* _Exercise_
Repeat all of the records verbatim.

* _Entries from a dataset of interfaces_
=== Section Start ===

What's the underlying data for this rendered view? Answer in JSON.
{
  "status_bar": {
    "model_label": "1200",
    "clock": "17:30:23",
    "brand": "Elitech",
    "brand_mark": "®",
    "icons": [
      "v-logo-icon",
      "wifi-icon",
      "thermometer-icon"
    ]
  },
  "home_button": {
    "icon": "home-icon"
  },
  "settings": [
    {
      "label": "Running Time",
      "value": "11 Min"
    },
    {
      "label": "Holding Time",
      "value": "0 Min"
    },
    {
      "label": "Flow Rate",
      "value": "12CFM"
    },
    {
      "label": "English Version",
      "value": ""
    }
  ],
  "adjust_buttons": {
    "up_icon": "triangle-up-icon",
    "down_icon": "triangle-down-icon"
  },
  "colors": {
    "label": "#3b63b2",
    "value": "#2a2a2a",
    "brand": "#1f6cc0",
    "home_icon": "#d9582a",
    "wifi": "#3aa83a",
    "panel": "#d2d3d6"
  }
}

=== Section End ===

* _Task response_
What's the underlying data for this rendered view? Answer in JSON.
{
  "status_bar": {
    "model_label": "1200",
    "clock": "17:30:23",
    "brand": "Elitech",
    "brand_mark": "®",
    "icons": [
      "v-logo-icon",
      "wifi-icon",
      "thermometer-icon"
    ]
  },
  "home_button": {
    "icon": "home-icon"
  },
  "settings": [
    {
      "label": "Running Time",
      "value": "11 Min"
    },
    {
      "label": "Holding Time",
      "value": "0 Min"
    },
    {
      "label": "Flow Rate",
      "value": "12CFM"
    },
    {
      "label": "English Version",
      "value": ""
    }
  ],
  "adjust_buttons": {
    "up_icon": "triangle-up-icon",
    "down_icon": "triangle-down-icon"
  },
  "colors": {
    "label": "#3b63b2",
    "value": "#2a2a2a",
    "brand": "#1f6cc0",
    "home_icon": "#d9582a",
    "wifi": "#3aa83a",
    "panel": "#d2d3d6"
  }
}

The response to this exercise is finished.